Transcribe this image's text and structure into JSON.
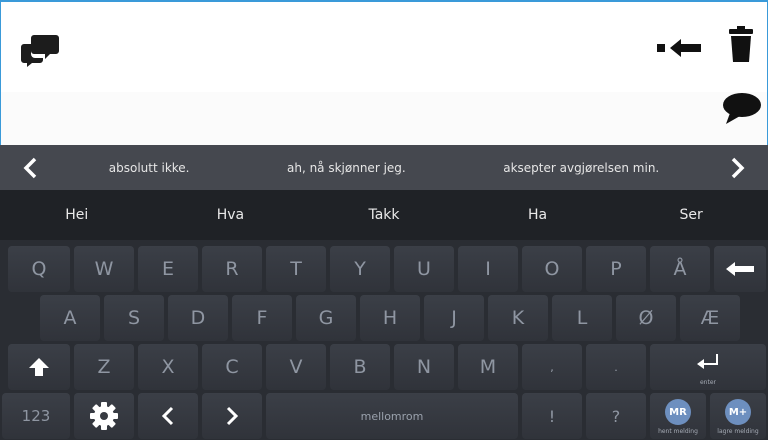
{
  "colors": {
    "accent_border": "#3a9ad9",
    "phrase_bar": "#45484f",
    "prediction_bar": "#1f2226",
    "key_bg": "#363a41",
    "key_text": "#8f96a2",
    "memory_button": "#6d8fbf"
  },
  "toolbar": {
    "chat_icon": "chat-bubbles-icon",
    "backspace_word_icon": "backspace-arrow-icon",
    "delete_icon": "trash-icon",
    "speak_icon": "speech-bubble-icon"
  },
  "phrases": {
    "prev_icon": "chevron-left-icon",
    "next_icon": "chevron-right-icon",
    "items": [
      "absolutt ikke.",
      "ah, nå skjønner jeg.",
      "aksepter avgjørelsen min."
    ]
  },
  "predictions": [
    "Hei",
    "Hva",
    "Takk",
    "Ha",
    "Ser"
  ],
  "keyboard": {
    "row1": [
      "Q",
      "W",
      "E",
      "R",
      "T",
      "Y",
      "U",
      "I",
      "O",
      "P",
      "Å"
    ],
    "row2": [
      "A",
      "S",
      "D",
      "F",
      "G",
      "H",
      "J",
      "K",
      "L",
      "Ø",
      "Æ"
    ],
    "row3": [
      "Z",
      "X",
      "C",
      "V",
      "B",
      "N",
      "M",
      ",",
      "."
    ],
    "enter_label": "enter",
    "numbers_label": "123",
    "space_label": "mellomrom",
    "exclaim": "!",
    "question": "?",
    "mr_label": "MR",
    "mr_caption": "hent melding",
    "mplus_label": "M+",
    "mplus_caption": "lagre melding"
  }
}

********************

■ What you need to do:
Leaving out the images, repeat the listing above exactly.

■ Exercise result:
Transcribe this image's text and structure into JSON.
{
  "colors": {
    "accent_border": "#3a9ad9",
    "phrase_bar": "#45484f",
    "prediction_bar": "#1f2226",
    "key_bg": "#363a41",
    "key_text": "#8f96a2",
    "memory_button": "#6d8fbf"
  },
  "toolbar": {
    "chat_icon": "chat-bubbles-icon",
    "backspace_word_icon": "backspace-arrow-icon",
    "delete_icon": "trash-icon",
    "speak_icon": "speech-bubble-icon"
  },
  "phrases": {
    "prev_icon": "chevron-left-icon",
    "next_icon": "chevron-right-icon",
    "items": [
      "absolutt ikke.",
      "ah, nå skjønner jeg.",
      "aksepter avgjørelsen min."
    ]
  },
  "predictions": [
    "Hei",
    "Hva",
    "Takk",
    "Ha",
    "Ser"
  ],
  "keyboard": {
    "row1": [
      "Q",
      "W",
      "E",
      "R",
      "T",
      "Y",
      "U",
      "I",
      "O",
      "P",
      "Å"
    ],
    "row2": [
      "A",
      "S",
      "D",
      "F",
      "G",
      "H",
      "J",
      "K",
      "L",
      "Ø",
      "Æ"
    ],
    "row3": [
      "Z",
      "X",
      "C",
      "V",
      "B",
      "N",
      "M",
      ",",
      "."
    ],
    "enter_label": "enter",
    "numbers_label": "123",
    "space_label": "mellomrom",
    "exclaim": "!",
    "question": "?",
    "mr_label": "MR",
    "mr_caption": "hent melding",
    "mplus_label": "M+",
    "mplus_caption": "lagre melding"
  }
}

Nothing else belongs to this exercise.